Data for this task.
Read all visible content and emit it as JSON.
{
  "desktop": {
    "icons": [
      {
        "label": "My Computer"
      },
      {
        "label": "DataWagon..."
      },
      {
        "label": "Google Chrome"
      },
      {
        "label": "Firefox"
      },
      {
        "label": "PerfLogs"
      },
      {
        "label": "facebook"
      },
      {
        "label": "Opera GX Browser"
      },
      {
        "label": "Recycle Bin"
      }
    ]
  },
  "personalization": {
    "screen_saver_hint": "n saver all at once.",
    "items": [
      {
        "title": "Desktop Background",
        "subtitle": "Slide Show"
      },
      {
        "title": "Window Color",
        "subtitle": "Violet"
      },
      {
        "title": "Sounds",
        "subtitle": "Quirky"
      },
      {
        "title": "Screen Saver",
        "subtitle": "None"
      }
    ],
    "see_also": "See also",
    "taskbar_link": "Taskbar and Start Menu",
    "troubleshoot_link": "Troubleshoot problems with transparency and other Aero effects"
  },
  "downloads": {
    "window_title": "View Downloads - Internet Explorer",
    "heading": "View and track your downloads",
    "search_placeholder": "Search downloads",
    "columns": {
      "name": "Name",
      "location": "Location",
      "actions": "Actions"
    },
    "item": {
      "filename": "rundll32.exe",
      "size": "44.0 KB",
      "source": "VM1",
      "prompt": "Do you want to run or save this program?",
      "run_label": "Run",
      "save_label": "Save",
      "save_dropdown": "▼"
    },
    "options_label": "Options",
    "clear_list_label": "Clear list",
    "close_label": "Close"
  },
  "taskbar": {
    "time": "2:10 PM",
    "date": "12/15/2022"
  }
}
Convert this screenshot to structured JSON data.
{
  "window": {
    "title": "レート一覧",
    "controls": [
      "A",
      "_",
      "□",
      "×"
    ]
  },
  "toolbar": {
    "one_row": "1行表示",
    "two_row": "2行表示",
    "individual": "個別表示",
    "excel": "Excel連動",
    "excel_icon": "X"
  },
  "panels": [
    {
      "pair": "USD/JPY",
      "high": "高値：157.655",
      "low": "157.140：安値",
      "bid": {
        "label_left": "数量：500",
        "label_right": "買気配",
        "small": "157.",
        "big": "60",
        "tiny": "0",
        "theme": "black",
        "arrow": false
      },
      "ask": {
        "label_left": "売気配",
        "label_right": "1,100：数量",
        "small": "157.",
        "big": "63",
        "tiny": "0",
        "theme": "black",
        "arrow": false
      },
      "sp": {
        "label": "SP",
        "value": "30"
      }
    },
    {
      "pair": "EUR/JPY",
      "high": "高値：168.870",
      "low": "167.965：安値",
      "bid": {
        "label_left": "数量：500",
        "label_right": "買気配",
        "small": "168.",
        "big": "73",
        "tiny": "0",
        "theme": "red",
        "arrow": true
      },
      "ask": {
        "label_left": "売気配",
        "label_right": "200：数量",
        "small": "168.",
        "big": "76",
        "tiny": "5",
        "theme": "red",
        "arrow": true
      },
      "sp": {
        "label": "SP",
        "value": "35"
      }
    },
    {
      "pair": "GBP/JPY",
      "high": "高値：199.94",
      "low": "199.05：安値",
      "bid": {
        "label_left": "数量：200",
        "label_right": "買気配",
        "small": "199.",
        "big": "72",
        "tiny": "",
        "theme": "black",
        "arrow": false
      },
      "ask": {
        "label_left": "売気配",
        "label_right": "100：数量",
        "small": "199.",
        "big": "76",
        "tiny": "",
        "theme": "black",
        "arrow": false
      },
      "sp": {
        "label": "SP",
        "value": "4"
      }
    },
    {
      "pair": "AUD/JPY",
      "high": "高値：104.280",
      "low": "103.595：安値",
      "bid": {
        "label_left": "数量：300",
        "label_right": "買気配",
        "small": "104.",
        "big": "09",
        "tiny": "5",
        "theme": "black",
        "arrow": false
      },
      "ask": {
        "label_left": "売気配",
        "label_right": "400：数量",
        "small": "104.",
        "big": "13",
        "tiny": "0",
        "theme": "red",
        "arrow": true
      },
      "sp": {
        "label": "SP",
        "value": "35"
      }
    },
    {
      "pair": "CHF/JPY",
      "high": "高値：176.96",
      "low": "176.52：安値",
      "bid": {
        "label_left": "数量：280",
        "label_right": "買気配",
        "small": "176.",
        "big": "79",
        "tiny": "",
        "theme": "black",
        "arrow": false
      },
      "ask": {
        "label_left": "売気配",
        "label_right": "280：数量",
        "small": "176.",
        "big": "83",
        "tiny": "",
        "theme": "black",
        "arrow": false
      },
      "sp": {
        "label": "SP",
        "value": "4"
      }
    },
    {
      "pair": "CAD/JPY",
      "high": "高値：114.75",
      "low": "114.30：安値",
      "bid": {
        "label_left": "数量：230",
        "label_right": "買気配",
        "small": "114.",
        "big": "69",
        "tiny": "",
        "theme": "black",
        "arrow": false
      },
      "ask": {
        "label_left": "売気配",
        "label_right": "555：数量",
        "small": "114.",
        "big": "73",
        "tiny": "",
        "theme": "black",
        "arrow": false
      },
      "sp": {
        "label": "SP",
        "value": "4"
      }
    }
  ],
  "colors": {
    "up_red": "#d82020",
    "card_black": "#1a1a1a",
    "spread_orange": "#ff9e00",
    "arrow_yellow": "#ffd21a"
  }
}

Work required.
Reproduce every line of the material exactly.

Task solution.
Read all visible content and emit it as JSON.
{
  "desktop": {
    "icons": [
      {
        "label": "My Computer"
      },
      {
        "label": "DataWagon..."
      },
      {
        "label": "Google Chrome"
      },
      {
        "label": "Firefox"
      },
      {
        "label": "PerfLogs"
      },
      {
        "label": "facebook"
      },
      {
        "label": "Opera GX Browser"
      },
      {
        "label": "Recycle Bin"
      }
    ]
  },
  "personalization": {
    "screen_saver_hint": "n saver all at once.",
    "items": [
      {
        "title": "Desktop Background",
        "subtitle": "Slide Show"
      },
      {
        "title": "Window Color",
        "subtitle": "Violet"
      },
      {
        "title": "Sounds",
        "subtitle": "Quirky"
      },
      {
        "title": "Screen Saver",
        "subtitle": "None"
      }
    ],
    "see_also": "See also",
    "taskbar_link": "Taskbar and Start Menu",
    "troubleshoot_link": "Troubleshoot problems with transparency and other Aero effects"
  },
  "downloads": {
    "window_title": "View Downloads - Internet Explorer",
    "heading": "View and track your downloads",
    "search_placeholder": "Search downloads",
    "columns": {
      "name": "Name",
      "location": "Location",
      "actions": "Actions"
    },
    "item": {
      "filename": "rundll32.exe",
      "size": "44.0 KB",
      "source": "VM1",
      "prompt": "Do you want to run or save this program?",
      "run_label": "Run",
      "save_label": "Save",
      "save_dropdown": "▼"
    },
    "options_label": "Options",
    "clear_list_label": "Clear list",
    "close_label": "Close"
  },
  "taskbar": {
    "time": "2:10 PM",
    "date": "12/15/2022"
  }
}
Convert this screenshot to structured JSON data.
{
  "window": {
    "title": "レート一覧",
    "controls": [
      "A",
      "_",
      "□",
      "×"
    ]
  },
  "toolbar": {
    "one_row": "1行表示",
    "two_row": "2行表示",
    "individual": "個別表示",
    "excel": "Excel連動",
    "excel_icon": "X"
  },
  "panels": [
    {
      "pair": "USD/JPY",
      "high": "高値：157.655",
      "low": "157.140：安値",
      "bid": {
        "label_left": "数量：500",
        "label_right": "買気配",
        "small": "157.",
        "big": "60",
        "tiny": "0",
        "theme": "black",
        "arrow": false
      },
      "ask": {
        "label_left": "売気配",
        "label_right": "1,100：数量",
        "small": "157.",
        "big": "63",
        "tiny": "0",
        "theme": "black",
        "arrow": false
      },
      "sp": {
        "label": "SP",
        "value": "30"
      }
    },
    {
      "pair": "EUR/JPY",
      "high": "高値：168.870",
      "low": "167.965：安値",
      "bid": {
        "label_left": "数量：500",
        "label_right": "買気配",
        "small": "168.",
        "big": "73",
        "tiny": "0",
        "theme": "red",
        "arrow": true
      },
      "ask": {
        "label_left": "売気配",
        "label_right": "200：数量",
        "small": "168.",
        "big": "76",
        "tiny": "5",
        "theme": "red",
        "arrow": true
      },
      "sp": {
        "label": "SP",
        "value": "35"
      }
    },
    {
      "pair": "GBP/JPY",
      "high": "高値：199.94",
      "low": "199.05：安値",
      "bid": {
        "label_left": "数量：200",
        "label_right": "買気配",
        "small": "199.",
        "big": "72",
        "tiny": "",
        "theme": "black",
        "arrow": false
      },
      "ask": {
        "label_left": "売気配",
        "label_right": "100：数量",
        "small": "199.",
        "big": "76",
        "tiny": "",
        "theme": "black",
        "arrow": false
      },
      "sp": {
        "label": "SP",
        "value": "4"
      }
    },
    {
      "pair": "AUD/JPY",
      "high": "高値：104.280",
      "low": "103.595：安値",
      "bid": {
        "label_left": "数量：300",
        "label_right": "買気配",
        "small": "104.",
        "big": "09",
        "tiny": "5",
        "theme": "black",
        "arrow": false
      },
      "ask": {
        "label_left": "売気配",
        "label_right": "400：数量",
        "small": "104.",
        "big": "13",
        "tiny": "0",
        "theme": "red",
        "arrow": true
      },
      "sp": {
        "label": "SP",
        "value": "35"
      }
    },
    {
      "pair": "CHF/JPY",
      "high": "高値：176.96",
      "low": "176.52：安値",
      "bid": {
        "label_left": "数量：280",
        "label_right": "買気配",
        "small": "176.",
        "big": "79",
        "tiny": "",
        "theme": "black",
        "arrow": false
      },
      "ask": {
        "label_left": "売気配",
        "label_right": "280：数量",
        "small": "176.",
        "big": "83",
        "tiny": "",
        "theme": "black",
        "arrow": false
      },
      "sp": {
        "label": "SP",
        "value": "4"
      }
    },
    {
      "pair": "CAD/JPY",
      "high": "高値：114.75",
      "low": "114.30：安値",
      "bid": {
        "label_left": "数量：230",
        "label_right": "買気配",
        "small": "114.",
        "big": "69",
        "tiny": "",
        "theme": "black",
        "arrow": false
      },
      "ask": {
        "label_left": "売気配",
        "label_right": "555：数量",
        "small": "114.",
        "big": "73",
        "tiny": "",
        "theme": "black",
        "arrow": false
      },
      "sp": {
        "label": "SP",
        "value": "4"
      }
    }
  ],
  "colors": {
    "up_red": "#d82020",
    "card_black": "#1a1a1a",
    "spread_orange": "#ff9e00",
    "arrow_yellow": "#ffd21a"
  }
}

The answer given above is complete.